Being the first Christmas without our baby girl, I hadn’t the drive or love in my heart to get a tree and decorate it.  Just the thought of the holidays without Lydia would make me fall apart and retreat to a solitary hiding place, just me and my tears. There was no tree, no Christmas cookies baking or decorations or laughter in the kitchen. This year was different.  Yet, because of our son Hunter, I knew we had to try to do something.  We opted for a live tree that we could plant after the holiday season. Jake went to Wal-Mart and bought a new box of lights to put on the tree.  I wanted nothing to do with those totes full of memories, so in their box they stayed and our tree without decorations.  I counted the days and “faked it ’til I made it.”  This holiday couldn’t be over soon enough.

It had been five months since Lydia died. How could that possibly be? Christmas was just hours away when my heart was warmed by an amazing gift.  In the car, where much time was spent, was a place where Lydia would compose her masterpieces – beautiful, one-of-a-kind, spectacular illustrations of creativity.  One rainy, winter day, I happened to put my hand in the back pocket of the driver’s seat, the one in front of where she used to sit.  As I pulled out multiple hair accessories, ponytail holders, and nail polish bottles, I was caught off guard and choked up with tears at what I saw.  Between my fingers came a neat white envelope and on the outside, carefully written it said, “To Hunter, From Lydia.”   Without hesitation, I gingerly opened up the top and peeked inside.  My hands trembling with anticipation as I pulled out this precious gift at just the right moment.

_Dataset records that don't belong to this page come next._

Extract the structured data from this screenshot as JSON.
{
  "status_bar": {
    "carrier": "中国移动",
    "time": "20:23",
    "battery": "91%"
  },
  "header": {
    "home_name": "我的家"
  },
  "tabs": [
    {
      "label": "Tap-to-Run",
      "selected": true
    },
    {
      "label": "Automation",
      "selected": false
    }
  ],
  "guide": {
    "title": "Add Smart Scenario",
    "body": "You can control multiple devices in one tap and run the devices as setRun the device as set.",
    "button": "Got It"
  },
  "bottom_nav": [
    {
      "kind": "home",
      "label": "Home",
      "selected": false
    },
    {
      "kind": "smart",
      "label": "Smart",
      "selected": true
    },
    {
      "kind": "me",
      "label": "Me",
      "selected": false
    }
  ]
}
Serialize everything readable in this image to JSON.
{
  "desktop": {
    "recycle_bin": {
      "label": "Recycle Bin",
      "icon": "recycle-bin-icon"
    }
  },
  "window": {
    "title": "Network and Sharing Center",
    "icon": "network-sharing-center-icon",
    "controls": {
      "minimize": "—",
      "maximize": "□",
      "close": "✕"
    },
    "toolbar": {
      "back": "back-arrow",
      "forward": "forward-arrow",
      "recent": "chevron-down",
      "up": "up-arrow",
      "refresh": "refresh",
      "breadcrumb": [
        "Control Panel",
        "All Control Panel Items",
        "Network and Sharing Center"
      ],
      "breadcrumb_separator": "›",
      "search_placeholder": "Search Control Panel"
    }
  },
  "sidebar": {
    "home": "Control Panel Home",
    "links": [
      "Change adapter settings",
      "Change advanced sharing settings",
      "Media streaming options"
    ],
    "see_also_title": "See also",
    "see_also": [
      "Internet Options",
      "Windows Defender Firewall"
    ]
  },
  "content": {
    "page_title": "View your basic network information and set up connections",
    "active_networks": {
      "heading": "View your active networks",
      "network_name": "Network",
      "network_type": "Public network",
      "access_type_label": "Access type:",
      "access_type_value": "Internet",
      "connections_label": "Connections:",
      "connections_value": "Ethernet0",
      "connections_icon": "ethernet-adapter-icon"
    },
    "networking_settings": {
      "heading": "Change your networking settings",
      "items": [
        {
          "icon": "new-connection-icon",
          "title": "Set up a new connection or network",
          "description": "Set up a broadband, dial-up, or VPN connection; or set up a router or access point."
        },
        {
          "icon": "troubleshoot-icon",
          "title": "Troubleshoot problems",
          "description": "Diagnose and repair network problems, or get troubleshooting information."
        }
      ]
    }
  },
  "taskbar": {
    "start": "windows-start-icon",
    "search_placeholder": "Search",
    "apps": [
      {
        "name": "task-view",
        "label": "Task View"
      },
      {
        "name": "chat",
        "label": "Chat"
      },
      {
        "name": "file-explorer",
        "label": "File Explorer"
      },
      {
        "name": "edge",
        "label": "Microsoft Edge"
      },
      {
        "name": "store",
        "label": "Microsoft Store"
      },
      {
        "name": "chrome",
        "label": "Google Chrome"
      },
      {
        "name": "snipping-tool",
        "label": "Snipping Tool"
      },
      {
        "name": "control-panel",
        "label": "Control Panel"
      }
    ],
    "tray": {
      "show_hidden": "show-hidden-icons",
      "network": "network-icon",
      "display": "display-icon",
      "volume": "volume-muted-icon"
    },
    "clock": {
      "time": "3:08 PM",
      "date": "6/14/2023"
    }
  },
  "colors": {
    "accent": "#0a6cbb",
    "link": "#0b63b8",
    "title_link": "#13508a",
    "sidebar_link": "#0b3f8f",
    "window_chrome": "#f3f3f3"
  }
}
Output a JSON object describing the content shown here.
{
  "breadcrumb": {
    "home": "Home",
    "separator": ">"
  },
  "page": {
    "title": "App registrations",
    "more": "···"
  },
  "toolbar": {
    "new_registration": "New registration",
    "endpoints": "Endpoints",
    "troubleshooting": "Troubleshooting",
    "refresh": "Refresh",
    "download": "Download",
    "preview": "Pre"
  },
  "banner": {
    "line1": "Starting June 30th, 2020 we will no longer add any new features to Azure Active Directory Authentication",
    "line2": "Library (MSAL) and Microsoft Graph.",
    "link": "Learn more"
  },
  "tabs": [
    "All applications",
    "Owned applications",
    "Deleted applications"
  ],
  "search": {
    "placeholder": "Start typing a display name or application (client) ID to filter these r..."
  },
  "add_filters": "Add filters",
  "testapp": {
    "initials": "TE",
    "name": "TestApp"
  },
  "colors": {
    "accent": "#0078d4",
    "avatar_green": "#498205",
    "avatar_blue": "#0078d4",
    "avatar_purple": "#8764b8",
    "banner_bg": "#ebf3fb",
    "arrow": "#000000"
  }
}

Christmas would arrive in a number of hours and I had found the perfect present for our son. Something to bring warmth to his tattered and torn heart, something that would provide him with the hope and love he desperately needed from his big sister.  It was a drawing of a Christmas tree, complete with ornaments and a star!

lydia tree hunter

Drops of love poured down my cheeks, what a gift! The pain my heart felt was indescribable, yet this little blessing provided a glimmer of hope and I couldn’t help but smile amidst the tears.

Friends, I know that deep pain of the first Christmas without your child. It’s the most heart-wrenching feeling ever. The blanket of hopelessness and fear is smothering, allowing no light to seep through. I wore those exact shoes once. Take care of you. Do what feels right. Cry, laugh, hide, embrace whatever feelings come. Hang on. One day at a time. Most importantly, remember the real meaning of the season.  Jesus. Focus on Him. Equip yourselves with the truth. You can do this.

Romans 8:18 “The pain that you’ve been feeling, can’t compare to the joy that’s coming.”

griievinggumdrops.com

Matthew 19:26   Jesus looked at them and said, “With man this is impossible, but with God all things are possible.”

 

ps theres hope

~On the journey with you,

Daphne